In our opinion, Republican Ron Paul is the best Presidential candidate to emerge from either party in 50 years. If George Bush has you rightly disgusted for his drug war, his Iraq War, for letting neo-cons usurp the US government, then Ron Paul is the anti-Bush. Ron Paul has been a Congressman for 20 years, and votes on every occasion with 100 percent consistency against the drug war, against the drug czar’s office, and in favor of medical marijuana; he’s also chief sponsor of the 2007 Industrial Hemp Act. Ron Paul is the only one of all the Republican Presidential candidates to continually oppose the Iraq War in Congress, since before the first vote in 2002. Ron Paul voted against The Patriot Act, and against regulating the Internet.
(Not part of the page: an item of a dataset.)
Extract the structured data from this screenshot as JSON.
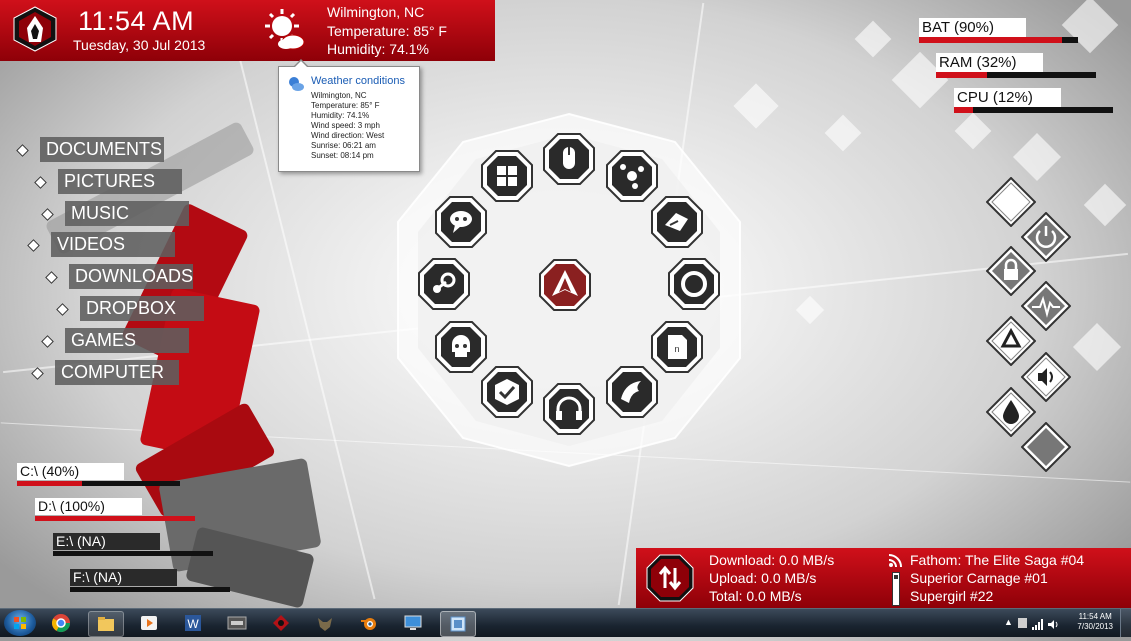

Ron Paul believes this: “While recognizing the harm that drug abuse causes society, we also recognize that government drug policy has been ineffective and has led to frightening abuses of the Bill of Rights which could affect the personal freedom of any American. We, therefore, support alternatives to the War on Drugs. Per the tenth amendment to the US Constitution: matters such as drugs should be handled at the state or personal level. All laws, which give license to violate the Bill of Rights, should be repealed.” (Republican Liberty Caucus Position Statement 00-RLC13 on Dec. 8, 2000.)
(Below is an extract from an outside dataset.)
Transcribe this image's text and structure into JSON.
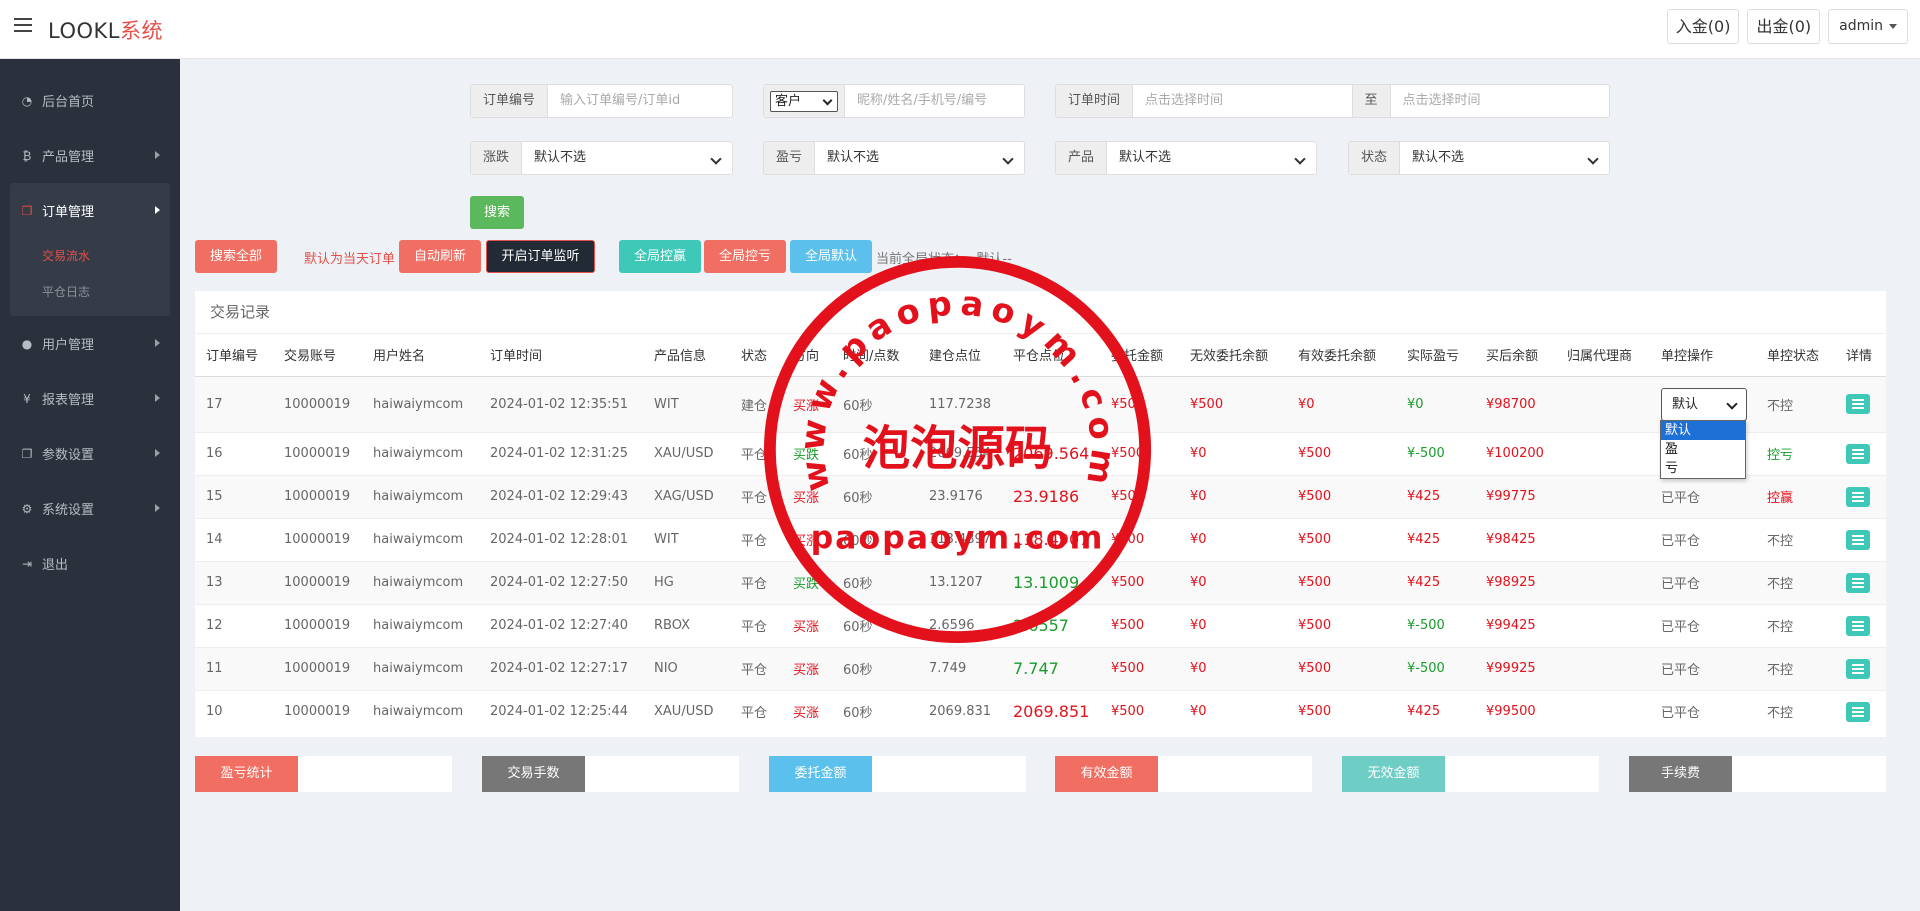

Ron Paul promised in the Detroit Free Press on September 21, 2007 that he would pardon non-violent drug offenders, also saying “mandated life sentences are insane. I’d release them. I’d pardon them.”
As I wrote in the Letter From the Editor of CC number 66, I believe Ron Paul would have his Attorney General rescind the extradition request for myself, Michelle Rainey, and Greg Williams. Ron Paul – whom the mainstream media has, until recently, largely ignored – is the true Champion of the Constitution. He is the number 1 defender of your civil liberties in the US Congress. You can see many outstanding speeches and debates with Ron Paul at Youtube.com. Google Ron Paul and listen to or read any of his major speeches; you will be amazed.
This is a video of Ron Paul confirming his support of medical marijuana.
Here Ron Paul says on a TV debate that he would REPEAL THE ENTIRE FEDERAL WAR ON DRUGS
Find out what Ron Paul is about 24 hours a day by listening to www.ronpaulradio.com. My wife and I have a show on Ron Paul radio, the most recent episode called “A Ron Paul Presidency and Prohibition”. If, after investigating Ron Paul yourself, you are convinced to support him in your state primary, you must affiliate Republican on your voter registration form available at www.rockthevote.com.